DESCRIPTION OF THE TASK = Wherever the word "InteliSys" turns up in a line of the entries, copy that line.
─── SUPPLIED INFORMATION
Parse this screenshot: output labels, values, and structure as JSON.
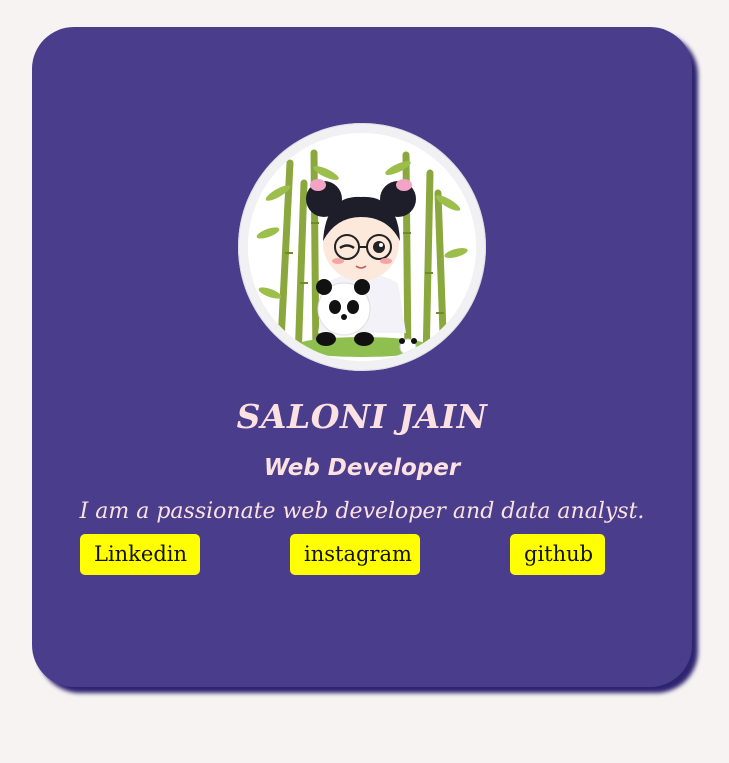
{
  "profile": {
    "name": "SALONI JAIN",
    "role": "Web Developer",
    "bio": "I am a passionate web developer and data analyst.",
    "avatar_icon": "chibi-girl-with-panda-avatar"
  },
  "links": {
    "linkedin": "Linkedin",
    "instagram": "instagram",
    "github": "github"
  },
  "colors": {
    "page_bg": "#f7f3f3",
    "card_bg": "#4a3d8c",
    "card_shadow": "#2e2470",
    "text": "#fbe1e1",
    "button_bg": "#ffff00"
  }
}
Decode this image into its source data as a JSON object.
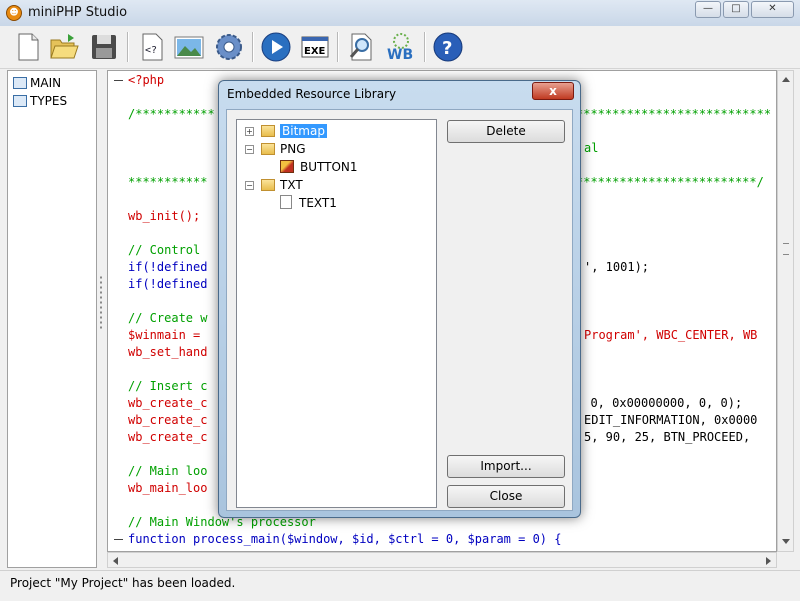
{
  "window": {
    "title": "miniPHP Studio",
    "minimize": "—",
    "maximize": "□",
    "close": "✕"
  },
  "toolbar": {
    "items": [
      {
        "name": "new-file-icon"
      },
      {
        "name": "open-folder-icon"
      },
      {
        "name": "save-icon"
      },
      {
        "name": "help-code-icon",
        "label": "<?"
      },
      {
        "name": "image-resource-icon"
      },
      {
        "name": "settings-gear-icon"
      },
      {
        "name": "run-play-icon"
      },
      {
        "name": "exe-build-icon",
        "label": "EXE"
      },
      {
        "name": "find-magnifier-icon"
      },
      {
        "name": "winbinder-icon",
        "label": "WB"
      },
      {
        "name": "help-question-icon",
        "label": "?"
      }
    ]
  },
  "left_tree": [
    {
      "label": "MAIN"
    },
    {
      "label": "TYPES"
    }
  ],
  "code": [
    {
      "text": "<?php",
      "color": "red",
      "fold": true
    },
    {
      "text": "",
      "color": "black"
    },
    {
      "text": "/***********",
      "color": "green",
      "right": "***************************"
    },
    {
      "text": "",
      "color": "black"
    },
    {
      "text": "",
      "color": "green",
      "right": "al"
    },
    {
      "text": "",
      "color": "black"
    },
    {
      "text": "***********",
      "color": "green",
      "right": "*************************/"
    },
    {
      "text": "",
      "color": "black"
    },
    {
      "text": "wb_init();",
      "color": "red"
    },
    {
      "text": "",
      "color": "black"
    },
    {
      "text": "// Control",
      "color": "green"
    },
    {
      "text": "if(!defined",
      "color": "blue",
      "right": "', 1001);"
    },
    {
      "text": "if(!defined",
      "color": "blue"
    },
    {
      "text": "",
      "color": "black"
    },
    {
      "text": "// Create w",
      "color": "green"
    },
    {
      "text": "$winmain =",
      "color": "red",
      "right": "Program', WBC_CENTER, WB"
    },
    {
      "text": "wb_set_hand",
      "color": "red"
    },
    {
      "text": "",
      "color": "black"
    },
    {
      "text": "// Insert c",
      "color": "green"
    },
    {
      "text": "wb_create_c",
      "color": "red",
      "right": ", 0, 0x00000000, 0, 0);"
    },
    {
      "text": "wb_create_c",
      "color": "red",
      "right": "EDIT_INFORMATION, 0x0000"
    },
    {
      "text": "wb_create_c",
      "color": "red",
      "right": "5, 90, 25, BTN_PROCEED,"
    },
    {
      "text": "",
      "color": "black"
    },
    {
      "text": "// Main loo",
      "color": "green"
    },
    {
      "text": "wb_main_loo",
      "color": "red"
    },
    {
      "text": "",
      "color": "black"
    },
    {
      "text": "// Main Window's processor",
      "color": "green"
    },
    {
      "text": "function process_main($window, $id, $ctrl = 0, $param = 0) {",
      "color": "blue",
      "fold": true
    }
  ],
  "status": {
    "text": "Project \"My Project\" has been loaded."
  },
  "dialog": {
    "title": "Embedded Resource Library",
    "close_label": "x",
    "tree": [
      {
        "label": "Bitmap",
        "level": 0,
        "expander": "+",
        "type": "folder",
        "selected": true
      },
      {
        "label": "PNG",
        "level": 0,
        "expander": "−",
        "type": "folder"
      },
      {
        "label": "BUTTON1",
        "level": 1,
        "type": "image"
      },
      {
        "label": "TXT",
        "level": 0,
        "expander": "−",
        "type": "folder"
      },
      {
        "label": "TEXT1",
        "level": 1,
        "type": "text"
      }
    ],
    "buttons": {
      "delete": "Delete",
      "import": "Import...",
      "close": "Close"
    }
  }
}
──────
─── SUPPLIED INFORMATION
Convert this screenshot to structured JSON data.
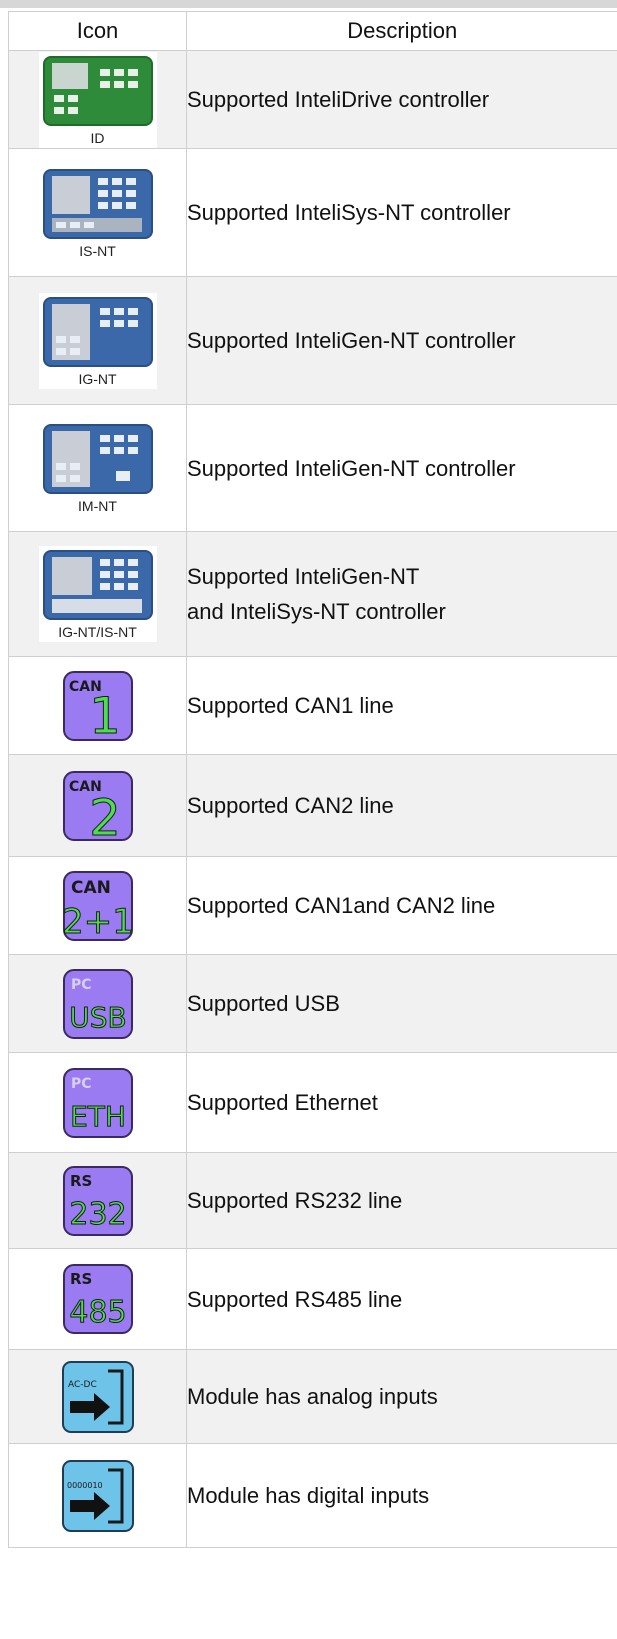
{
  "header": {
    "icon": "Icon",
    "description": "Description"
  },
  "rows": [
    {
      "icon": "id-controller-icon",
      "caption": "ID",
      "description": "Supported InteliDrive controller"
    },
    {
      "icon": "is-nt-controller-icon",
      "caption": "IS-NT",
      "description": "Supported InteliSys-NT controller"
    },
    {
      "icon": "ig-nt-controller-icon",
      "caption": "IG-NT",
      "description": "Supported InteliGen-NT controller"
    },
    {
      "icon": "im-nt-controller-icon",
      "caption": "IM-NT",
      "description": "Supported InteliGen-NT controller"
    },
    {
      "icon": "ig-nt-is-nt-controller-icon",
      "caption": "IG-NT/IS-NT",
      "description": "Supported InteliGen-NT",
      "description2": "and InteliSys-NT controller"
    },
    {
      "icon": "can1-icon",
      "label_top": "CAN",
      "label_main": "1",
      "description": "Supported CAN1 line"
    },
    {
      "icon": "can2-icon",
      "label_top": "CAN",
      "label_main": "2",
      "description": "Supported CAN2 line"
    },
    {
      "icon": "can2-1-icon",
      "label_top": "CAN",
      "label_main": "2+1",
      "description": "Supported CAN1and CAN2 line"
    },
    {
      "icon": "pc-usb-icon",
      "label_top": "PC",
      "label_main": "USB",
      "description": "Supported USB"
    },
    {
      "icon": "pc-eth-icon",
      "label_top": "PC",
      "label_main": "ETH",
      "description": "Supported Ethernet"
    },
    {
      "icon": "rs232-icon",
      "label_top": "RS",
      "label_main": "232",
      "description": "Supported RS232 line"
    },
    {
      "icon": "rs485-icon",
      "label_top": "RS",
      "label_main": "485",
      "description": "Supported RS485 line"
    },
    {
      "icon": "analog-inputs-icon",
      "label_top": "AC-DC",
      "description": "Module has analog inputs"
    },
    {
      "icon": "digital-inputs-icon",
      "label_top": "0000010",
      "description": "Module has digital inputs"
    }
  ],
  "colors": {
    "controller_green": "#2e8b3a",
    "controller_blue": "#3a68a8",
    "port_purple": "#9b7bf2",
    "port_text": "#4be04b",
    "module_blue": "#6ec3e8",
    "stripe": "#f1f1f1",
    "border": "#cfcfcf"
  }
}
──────
EXERCISE ANSWER =
      "description": "Supported InteliSys-NT controller"
      "description2": "and InteliSys-NT controller"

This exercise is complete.